[DATA PROVIDED — start]
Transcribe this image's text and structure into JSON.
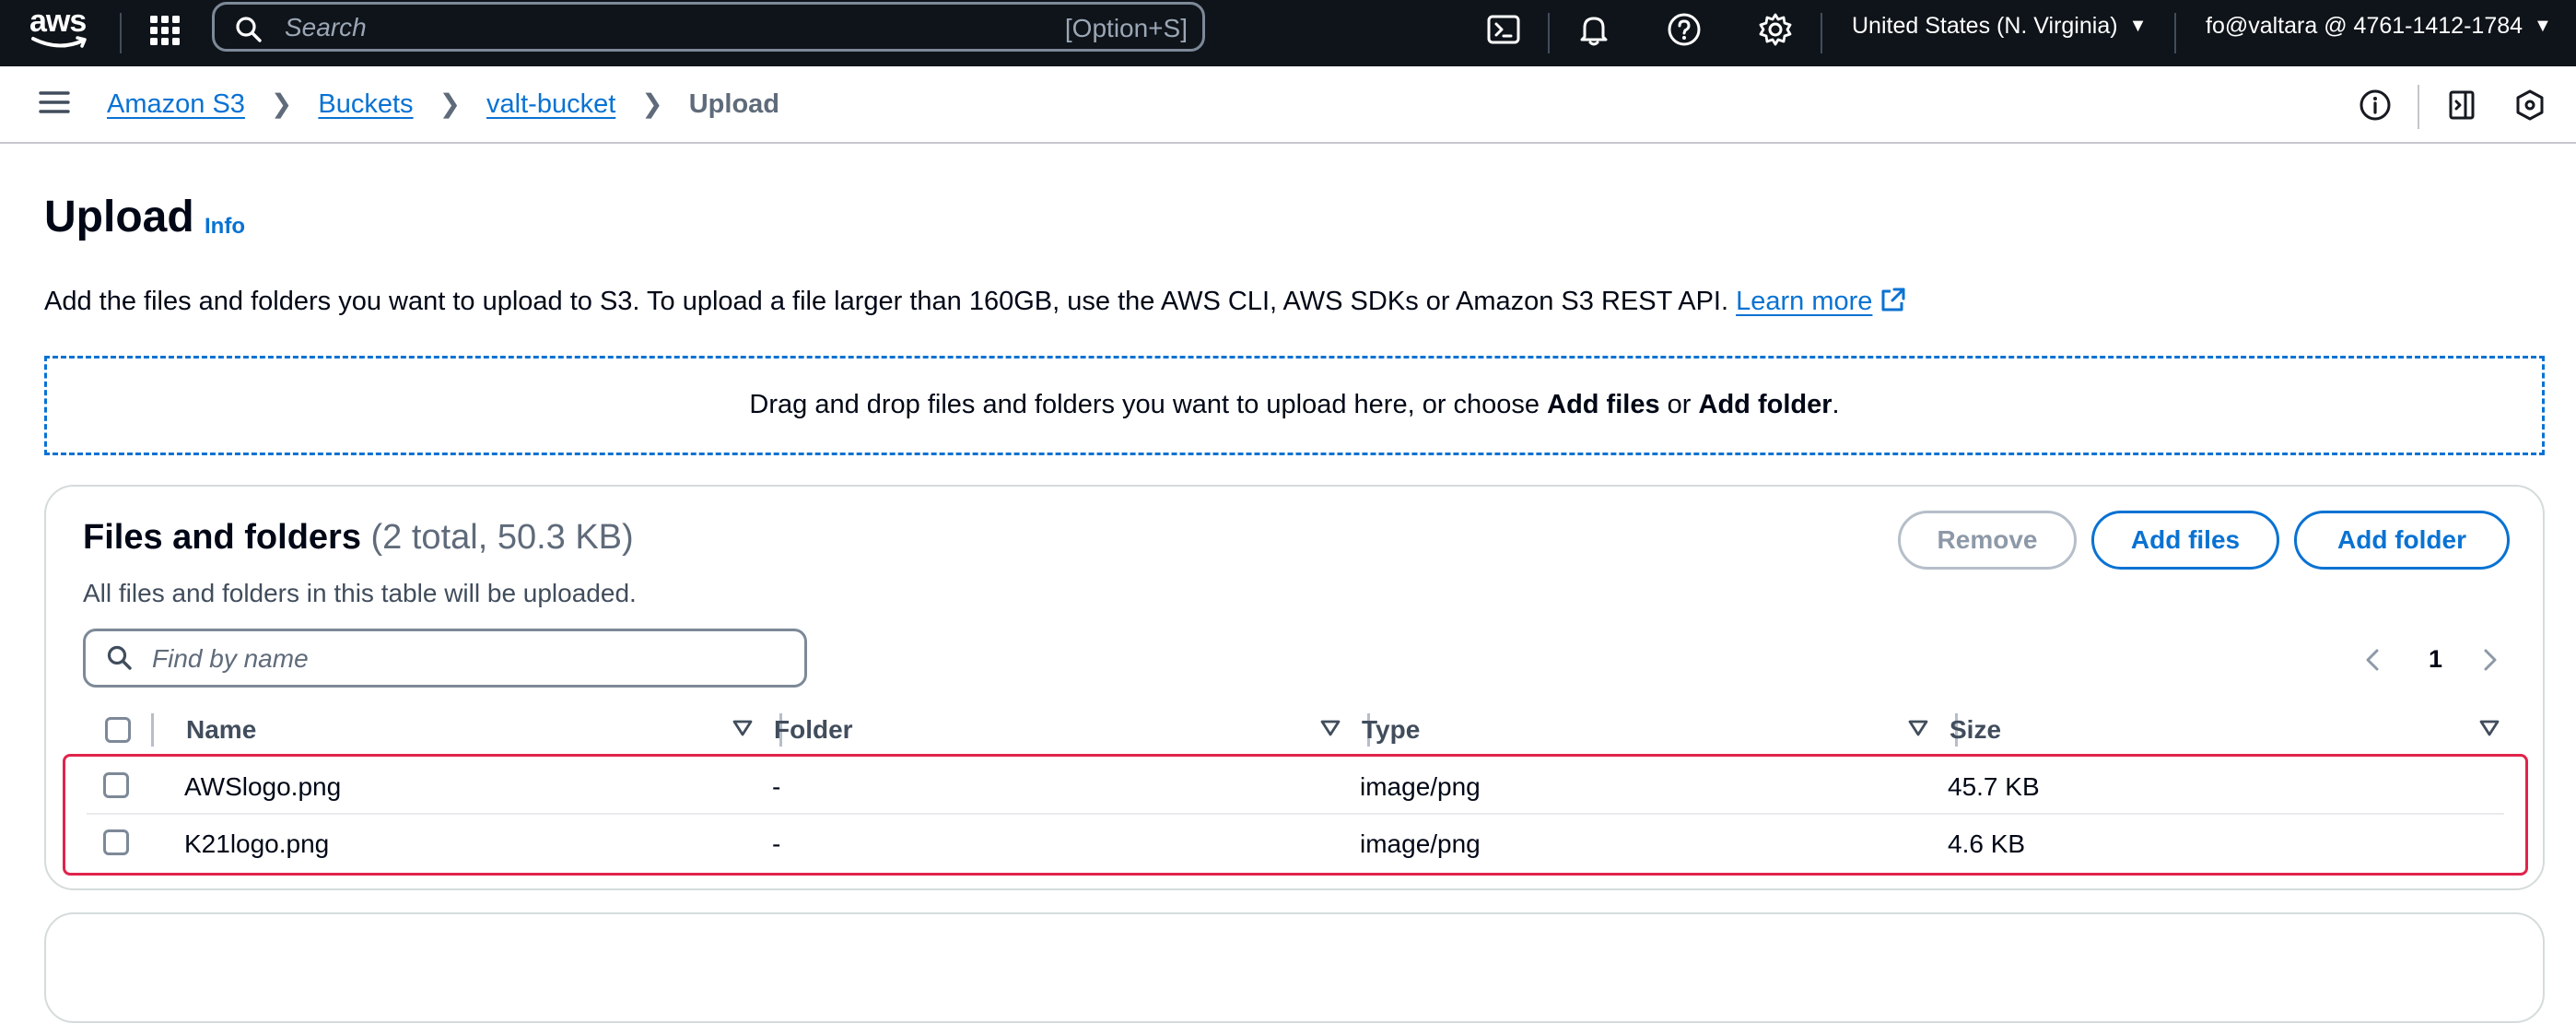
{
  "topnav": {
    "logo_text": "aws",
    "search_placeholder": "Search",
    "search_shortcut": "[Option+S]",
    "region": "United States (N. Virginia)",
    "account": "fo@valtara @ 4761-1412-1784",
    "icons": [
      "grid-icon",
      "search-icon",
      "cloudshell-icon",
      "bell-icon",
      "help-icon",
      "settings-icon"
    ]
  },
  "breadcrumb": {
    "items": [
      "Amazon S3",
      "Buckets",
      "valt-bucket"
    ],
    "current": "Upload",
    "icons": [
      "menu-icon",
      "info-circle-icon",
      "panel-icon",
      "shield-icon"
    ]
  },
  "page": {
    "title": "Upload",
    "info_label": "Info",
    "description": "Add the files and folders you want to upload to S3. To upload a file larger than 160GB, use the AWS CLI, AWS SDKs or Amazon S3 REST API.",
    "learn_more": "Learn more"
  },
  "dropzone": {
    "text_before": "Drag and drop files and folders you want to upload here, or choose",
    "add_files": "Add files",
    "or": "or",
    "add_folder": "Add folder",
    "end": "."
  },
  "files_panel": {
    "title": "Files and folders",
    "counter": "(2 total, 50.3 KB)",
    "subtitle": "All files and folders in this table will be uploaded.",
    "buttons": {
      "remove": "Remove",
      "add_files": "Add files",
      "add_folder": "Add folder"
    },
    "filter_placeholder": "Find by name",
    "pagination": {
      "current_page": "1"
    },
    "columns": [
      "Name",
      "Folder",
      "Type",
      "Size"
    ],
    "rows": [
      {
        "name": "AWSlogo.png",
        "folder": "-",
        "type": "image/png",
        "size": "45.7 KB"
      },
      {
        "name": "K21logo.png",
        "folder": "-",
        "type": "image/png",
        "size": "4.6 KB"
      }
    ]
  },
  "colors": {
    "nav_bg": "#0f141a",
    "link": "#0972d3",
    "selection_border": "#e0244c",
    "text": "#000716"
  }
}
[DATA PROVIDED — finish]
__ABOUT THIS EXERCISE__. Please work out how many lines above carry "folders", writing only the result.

__EXERCISE ANSWER__. 4